There are other metrics within Web Vitals as a whole that also play important roles, both to understand and to deliver a great user experience:
Time to First Byte (TTFB) and First Contentful Paint (FCP): crucial aspects of the loading experience, as well as useful in diagnosing problems with slow server response times or rendering blocking capabilities, respectively.
Total Blocking Time (TBT) and Time to Interactive (TTI): important metrics to detect and diagnose possible interactivity problems that will affect the FID. NOTE: these metrics are not part of Core Web Vitals because they are not measurable in the field or reflect results focused on the user.
Are Core Web Vitals really a big deal?
There are people saying that Core Web Vitals should not be prioritized over everything else, arguing that, in terms of a good performance on Google, the quality and relevance of the contents are much more important.
In the Search Console community there are comments regarding CWV as a “risk of distracting people from focusing on bigger things”.
The Search Engine Journal says that the relevance of the content is still considerably important when it comes to rankings. A page with highly relevant content for a query could rank well, even if it had a poor sign of page experience.
But Google sent a message to these people:
“A good page experience doesn’t override having great, relevant content. However, in cases where there are multiple pages that have similar content, page experience becomes much more important for visibility in Search.”
So… Just in case, it’s better to bring your a-game in every step of the process.
Google itself suggests AMP (Accelerated Mobile Pages) as “one of the easiest and most economical ways for publishers looking to achieve excellent page experience results”.
According to the official statement, most AMP sites get great page experiences. For this reason, support for AMP content in searches will continue to be offered.
Want to know more about it? Access the AMP Page Experience Guide, the diagnostic tool that provides helpful tips for developers.
Key takeaways (so far)
With the release of the update scheduled for May 2021, there is still a reasonable timeframe for developers and SEOs to do their magic.

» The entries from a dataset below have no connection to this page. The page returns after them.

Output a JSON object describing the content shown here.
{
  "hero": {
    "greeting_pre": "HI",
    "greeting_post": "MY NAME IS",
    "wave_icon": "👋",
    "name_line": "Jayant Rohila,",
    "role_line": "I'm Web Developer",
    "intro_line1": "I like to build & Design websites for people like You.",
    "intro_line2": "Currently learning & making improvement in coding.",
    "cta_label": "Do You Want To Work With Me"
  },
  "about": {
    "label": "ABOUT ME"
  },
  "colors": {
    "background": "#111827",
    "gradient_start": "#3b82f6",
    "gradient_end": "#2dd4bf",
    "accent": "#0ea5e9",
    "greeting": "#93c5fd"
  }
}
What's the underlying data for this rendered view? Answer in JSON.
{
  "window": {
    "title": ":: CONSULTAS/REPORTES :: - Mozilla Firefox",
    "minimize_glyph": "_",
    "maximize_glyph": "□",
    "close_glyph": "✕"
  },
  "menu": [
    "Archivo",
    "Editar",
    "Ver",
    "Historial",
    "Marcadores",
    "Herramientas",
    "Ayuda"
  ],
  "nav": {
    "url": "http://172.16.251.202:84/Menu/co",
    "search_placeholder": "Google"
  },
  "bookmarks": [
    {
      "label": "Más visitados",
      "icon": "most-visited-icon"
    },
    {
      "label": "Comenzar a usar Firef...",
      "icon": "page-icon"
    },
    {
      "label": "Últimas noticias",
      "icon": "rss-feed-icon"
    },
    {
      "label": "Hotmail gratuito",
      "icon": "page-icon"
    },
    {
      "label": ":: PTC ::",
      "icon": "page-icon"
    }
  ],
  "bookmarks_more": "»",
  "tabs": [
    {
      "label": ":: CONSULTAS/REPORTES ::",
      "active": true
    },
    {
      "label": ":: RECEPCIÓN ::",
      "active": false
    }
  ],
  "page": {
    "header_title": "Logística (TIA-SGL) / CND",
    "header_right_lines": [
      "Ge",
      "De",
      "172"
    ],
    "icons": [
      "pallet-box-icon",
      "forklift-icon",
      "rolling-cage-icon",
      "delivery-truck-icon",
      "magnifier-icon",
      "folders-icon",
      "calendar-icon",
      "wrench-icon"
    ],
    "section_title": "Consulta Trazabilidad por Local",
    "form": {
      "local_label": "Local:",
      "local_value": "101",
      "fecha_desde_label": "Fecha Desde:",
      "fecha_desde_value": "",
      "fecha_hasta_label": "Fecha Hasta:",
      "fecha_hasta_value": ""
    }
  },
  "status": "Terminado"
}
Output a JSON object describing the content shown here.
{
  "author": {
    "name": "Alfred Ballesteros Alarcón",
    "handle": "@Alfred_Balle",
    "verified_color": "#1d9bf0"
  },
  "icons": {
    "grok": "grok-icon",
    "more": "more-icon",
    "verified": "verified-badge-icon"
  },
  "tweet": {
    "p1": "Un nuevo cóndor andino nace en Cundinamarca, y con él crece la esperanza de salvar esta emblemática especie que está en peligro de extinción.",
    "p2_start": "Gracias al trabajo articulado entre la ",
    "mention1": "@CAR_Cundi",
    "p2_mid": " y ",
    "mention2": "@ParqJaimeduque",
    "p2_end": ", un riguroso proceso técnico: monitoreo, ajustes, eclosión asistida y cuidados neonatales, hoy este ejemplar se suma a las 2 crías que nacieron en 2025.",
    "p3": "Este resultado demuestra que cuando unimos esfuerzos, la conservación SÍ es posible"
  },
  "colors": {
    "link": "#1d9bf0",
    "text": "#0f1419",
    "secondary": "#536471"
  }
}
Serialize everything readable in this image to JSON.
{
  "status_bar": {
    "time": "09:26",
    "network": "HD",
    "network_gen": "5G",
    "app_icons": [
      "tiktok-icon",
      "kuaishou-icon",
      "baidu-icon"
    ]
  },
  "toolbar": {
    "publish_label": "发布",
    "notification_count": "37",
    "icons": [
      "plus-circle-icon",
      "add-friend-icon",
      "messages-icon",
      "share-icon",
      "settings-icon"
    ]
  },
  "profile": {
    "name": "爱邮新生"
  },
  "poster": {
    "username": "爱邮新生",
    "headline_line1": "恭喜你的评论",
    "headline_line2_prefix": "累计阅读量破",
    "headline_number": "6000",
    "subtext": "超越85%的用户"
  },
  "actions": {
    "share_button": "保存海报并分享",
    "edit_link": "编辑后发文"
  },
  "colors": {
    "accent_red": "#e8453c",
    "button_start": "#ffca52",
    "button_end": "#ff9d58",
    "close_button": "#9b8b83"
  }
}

It is important to note that Core Web Vitals are not definitive. They can change from year to year, depending on what users expect from a good web page experience.
But today they are a huge thing for Google, and that means a lot.
Even with more than half a year before launching the new signal, Google has already started adapting its Lighthouse, PageSpeed Insights, Chrome DevTools, Chrome UX Report, and Search Console tools to work with a focus on CWV metrics.
The intention is clear: to make developers, content managers and SEO analysts to take CWV seriously.
Speaking of taking it seriously, Google is currently working on developing visual indicators to mark sites that offer good page experiences. This will give SEOs a good argument to defend the importance of paying attention to Core Web Vitals and other signs of user experience. But there is no guarantee that these visual indicators will actually see the light of day.
Anyway, it is certain that the change will happen. That is why it is advisable to get ready, but not by neglecting the good old precepts to ranking well in the SERPs. Just in case, take CWVs seriously, but don’t overlook the other classic ranking factors.
That is, do everything well. After all, it never is a smart move to fool around with Google. 🤖